York University Professor and psychologist Debra Pepler, one of Canada’s foremost experts on bullying, has been appointed by the Nova Scotia government to review how the Halifax Regional School Board responded to the case of Rehtaeh Parsons….“Schools absolutely have a responsibility,” said Pepler in The Globe and Mail April 18. “When I was on the Safe Schools Action team for Ontario, we dealt with issues of cyberbullying and it was very clear to us that even if cyberbullying occurred outside the geographical boundaries of the school, if it impacted a student’s ability to learn and the learning environment for a student, the principal was responsible for dealing with it.” Read full story.
MBA students find giant pandas on the curriculum

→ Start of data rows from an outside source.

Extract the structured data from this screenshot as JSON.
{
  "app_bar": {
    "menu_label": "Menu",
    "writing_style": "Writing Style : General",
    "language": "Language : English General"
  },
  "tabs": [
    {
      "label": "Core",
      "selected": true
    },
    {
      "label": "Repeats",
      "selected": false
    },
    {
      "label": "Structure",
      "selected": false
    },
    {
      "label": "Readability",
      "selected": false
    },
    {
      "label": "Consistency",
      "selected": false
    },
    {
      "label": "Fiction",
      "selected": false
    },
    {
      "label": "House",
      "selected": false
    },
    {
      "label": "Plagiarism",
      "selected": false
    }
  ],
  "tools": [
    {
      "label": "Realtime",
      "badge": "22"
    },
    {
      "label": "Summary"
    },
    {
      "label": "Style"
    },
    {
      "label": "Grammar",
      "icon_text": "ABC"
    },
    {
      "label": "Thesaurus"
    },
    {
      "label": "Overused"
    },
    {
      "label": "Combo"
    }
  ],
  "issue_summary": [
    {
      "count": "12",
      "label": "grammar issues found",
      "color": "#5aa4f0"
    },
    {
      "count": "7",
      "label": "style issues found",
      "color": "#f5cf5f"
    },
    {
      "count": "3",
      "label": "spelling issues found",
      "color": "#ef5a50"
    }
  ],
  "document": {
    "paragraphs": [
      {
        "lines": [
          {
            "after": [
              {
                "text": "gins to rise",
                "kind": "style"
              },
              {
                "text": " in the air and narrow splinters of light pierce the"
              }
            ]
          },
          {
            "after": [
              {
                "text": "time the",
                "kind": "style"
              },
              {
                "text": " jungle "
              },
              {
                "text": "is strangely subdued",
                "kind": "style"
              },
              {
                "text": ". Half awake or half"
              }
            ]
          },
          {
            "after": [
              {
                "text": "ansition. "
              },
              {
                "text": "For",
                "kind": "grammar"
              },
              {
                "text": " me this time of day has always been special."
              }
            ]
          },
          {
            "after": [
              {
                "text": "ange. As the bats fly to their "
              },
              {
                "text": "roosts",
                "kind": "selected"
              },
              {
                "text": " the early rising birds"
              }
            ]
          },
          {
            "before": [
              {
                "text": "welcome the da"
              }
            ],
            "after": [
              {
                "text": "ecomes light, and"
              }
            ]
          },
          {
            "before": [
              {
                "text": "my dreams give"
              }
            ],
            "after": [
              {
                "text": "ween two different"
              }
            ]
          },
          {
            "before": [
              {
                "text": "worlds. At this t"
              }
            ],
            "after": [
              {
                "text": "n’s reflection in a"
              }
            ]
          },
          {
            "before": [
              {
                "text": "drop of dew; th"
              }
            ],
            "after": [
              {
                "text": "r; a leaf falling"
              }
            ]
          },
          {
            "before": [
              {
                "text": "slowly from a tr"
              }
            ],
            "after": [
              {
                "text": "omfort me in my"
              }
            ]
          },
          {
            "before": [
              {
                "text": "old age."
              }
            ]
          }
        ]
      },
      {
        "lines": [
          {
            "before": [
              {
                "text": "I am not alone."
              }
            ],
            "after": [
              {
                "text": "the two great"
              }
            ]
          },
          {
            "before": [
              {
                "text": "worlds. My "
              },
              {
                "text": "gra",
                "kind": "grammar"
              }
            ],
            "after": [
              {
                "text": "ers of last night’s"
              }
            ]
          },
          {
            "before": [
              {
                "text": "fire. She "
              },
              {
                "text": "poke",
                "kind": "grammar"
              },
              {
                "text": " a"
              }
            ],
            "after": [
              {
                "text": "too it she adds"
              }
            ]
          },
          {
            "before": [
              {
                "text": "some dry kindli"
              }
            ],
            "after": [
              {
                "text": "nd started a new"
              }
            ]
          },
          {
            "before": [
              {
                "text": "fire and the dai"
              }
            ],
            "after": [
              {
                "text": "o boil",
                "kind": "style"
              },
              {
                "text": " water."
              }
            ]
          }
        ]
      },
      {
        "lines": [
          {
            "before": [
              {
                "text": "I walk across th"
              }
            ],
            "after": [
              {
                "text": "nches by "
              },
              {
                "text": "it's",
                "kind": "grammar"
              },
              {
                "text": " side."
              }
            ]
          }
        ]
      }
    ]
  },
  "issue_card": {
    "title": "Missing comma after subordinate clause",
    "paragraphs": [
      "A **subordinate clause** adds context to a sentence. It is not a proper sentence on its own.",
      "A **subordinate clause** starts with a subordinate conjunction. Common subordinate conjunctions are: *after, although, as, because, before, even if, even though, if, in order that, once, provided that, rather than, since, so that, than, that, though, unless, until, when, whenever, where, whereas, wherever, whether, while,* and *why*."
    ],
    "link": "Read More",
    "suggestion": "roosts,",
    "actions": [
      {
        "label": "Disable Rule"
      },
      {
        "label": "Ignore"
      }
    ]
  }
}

Classes on negotiations usually revolve around acquisitions or distribution deals. Not so at the Schulich school of business at York University in Toronto, where giant pandas are the theme of the day, reported the Financial Times April 19. Schulich researcher Stephen Weiss, professor of policy and international business, believes that there is a lot to be learned from the way negotiations have been conducted between the Chinese government and zoos around the world for the loan of pandas. Read full story.
York U student shows ‘Why Chartered Accountants Rule the World of Business’
York University student Kristi Sallaku is one of two winners of a Institute of Chartered Accountants of Ontario video competition, reported the North York Mirror April 18. Sallaku and a Markham high school student were named winners of the third annual Rule the Tube CA video competition, each receiving $1,500 from the organization for their winning entries. Read full story.
RBC’s real mistake in the outsourcing uproar was embarrassing the Harper Tories
“There is nothing new about outsourcing jobs to lower cost countries. There is also nothing new about using temporary foreign ‘guest’ workers as a way to avoid paying wages that the law of supply and demand would otherwise set for Canadian labour. However, by bringing these two trends together in the operation of a part of RBC’s sprawling information-and-technology empire, the bank inadvertently made the worst mistake a financial institution can ever make: It has embarrassed the government that licenses and regulates it,” wrote Daniel Cohn, director of York University’s School of Public Policy and Administration, in the Toronto Star April 19. Read full story.
Canadians are fixing their Internet one step at a time
Canadians realized we’re being price-gouged by Big Telecom. As York University Professor David Ellis rightly griped in the Huffington Post April 18, “in addition to some of the world’s highest prices, we put up with unacceptably slow speeds, shitty customer service, off the graph latency, way too little fiber, and marketing that deliberately confuses and misleads.” Read full story.
Universities, the media and a war on knowledge?
Earlier this week, a panel discussion billed as “The War on Knowledge?” and held in advance of June’s Worldviews 2013 conference on global trends in media and higher education resulted in a lively debate. The gist of it was whether higher education is under attack and what role, if any, the media plays in that, reported University Affairs April 18….York University PhD candidate Melonie Fullick, who also participated in the debate, noted that here at home the closure of federal libraries and archives, the continuing cutbacks at Statistics Canada, and the government’s unabashed attempts to muzzle its scientists have contributed to the attacks on academia. Read full story.
Purple martin migration secrets
Last summer, the Ellis Bird Farm embarked on a purple martin research project in conjunction with York University, the Purple Martin Conservancy of Pigeon Lake and the Camrose Wildlife and Stewardship Society, reported the Red Deer Advocate April 18. Twenty-two farm birds were “outfitted” with small geolocator backpacks to detect and record maximum light intensities at set intervals, data from which researchers can reconstruct migration routes and identify wintering locations. Read full story.
How to live forever
Doctors from York University in Toronto have found that speaking another language boosts brain power and significantly slows the onset of dementia, as well as strengthening an important brain function, cognitive control, reported the London Evening Standard April 19. Read full story.